Battersby, Bronwyn J., Bryant, Darryn, Meutermans, Wim, Matthews, Daniel, Smythe, Mark L. and Trau, Matt (2000) Toward larger chemical libraries: Encoding with fluorescent colloids in combinatorial chemistry. Journal of the American Chemical Society, 122 9: 2138-2139. doi:10.1021/ja993634i


Author Battersby, Bronwyn J.
Bryant, Darryn
Meutermans, Wim
Matthews, Daniel
Smythe, Mark L.
Trau, Matt
Title Toward larger chemical libraries: Encoding with fluorescent colloids in combinatorial chemistry
Journal name Journal of the American Chemical Society   Check publisher's open access policy

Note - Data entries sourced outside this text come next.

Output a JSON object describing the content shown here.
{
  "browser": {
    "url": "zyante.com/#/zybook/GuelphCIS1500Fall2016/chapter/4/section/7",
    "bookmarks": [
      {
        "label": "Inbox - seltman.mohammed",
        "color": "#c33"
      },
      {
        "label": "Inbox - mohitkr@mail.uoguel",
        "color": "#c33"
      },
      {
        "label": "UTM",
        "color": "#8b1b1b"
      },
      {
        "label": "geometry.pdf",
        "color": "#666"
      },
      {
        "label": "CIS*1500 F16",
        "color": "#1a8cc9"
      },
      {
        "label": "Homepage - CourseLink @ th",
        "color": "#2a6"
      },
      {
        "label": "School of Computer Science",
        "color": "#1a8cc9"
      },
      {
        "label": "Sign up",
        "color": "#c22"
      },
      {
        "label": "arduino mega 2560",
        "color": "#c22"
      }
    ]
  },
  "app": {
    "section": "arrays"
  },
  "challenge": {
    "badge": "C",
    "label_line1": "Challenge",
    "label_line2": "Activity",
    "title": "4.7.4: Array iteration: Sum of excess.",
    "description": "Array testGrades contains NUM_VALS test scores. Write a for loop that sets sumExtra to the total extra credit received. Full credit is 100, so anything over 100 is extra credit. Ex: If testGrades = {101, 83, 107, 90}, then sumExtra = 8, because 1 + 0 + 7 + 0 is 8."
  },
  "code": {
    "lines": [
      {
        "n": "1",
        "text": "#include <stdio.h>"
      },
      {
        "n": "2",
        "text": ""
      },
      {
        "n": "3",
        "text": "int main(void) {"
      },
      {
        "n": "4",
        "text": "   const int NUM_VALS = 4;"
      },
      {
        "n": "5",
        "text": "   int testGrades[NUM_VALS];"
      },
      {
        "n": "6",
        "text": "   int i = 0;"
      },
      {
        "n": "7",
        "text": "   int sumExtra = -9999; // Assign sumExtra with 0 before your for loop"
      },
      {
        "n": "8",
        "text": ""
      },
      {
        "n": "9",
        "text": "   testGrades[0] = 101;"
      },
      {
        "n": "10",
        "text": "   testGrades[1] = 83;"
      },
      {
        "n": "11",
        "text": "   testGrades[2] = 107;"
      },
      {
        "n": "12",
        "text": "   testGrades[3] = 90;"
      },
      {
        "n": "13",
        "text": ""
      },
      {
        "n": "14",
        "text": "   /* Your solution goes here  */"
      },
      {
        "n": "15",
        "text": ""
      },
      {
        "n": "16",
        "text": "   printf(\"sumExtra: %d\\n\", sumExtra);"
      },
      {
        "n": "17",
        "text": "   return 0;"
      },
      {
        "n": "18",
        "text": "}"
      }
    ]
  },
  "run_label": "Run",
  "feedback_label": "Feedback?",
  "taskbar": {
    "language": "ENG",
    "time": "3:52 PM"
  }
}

ISSN 0002-7863
Publication date 2000-02-17
Sub-type Article (original research)
DOI 10.1021/ja993634i
Volume 122
Issue 9
Start page 2138
End page 2139
Total pages 2
Editor A.J. Bard
Place of publication Washington, USA
Publisher American Chemical Society
Language eng
Subject C1
250103 Colloid and Surface Chemistry
780103 Chemical sciences
Abstract Chemical library technology plays a central role in research areas such as drug discovery and gene screening.1 The most powerful combinatorial library synthesis method is the iterative “split and mix” synthesis on insoluble microscopic beads.2 This technique is an efficient method for accessing all combinations of chosen monomers such as nucleic acids, amino acids, or sugars in a small number of reactions. Compound identification from such large pools of compounds, be it bound to resin (one compound per bead) or in solution, is achieved through covalent attachment of molecular tags to the beads3 or through iterative deconvolution technologies.4 Herein we introduce an encoding method that involves physically attaching fluorescent colloidal particles (“reporters”) to the surface of solid support beads during split and mix syntheses, to produce an information-rich, colored barcode that can be easily, rapidly, and inexpensively decoded using fluorescence microscopy. This “colloidal barcoding” technique eliminates the need for compatible tagging chemistry in conventional molecular tagging3 or optical encoding5 procedures and permits unambiguous identification of compounds in libraries of any size and type.
Keyword Chemistry, Multidisciplinary
Synthetic Peptide Library
Drug Discovery
Generation
Tags
combinatorial library synthesis method
Q-Index Code C1

Document type: Journal Article
Sub-type: Article (original research)
Collection: School of Physical Sciences Publications
 
Versions
Version Filter Type
Citation counts: TR Web of Science Citation Count  Cited 121 times in Thomson Reuters Web of Science Article | Citations
Scopus Citation Count Cited 127 times in Scopus Article | Citations
Google Scholar Search Google Scholar
Created: Tue, 10 Jun 2008, 22:25:20 EST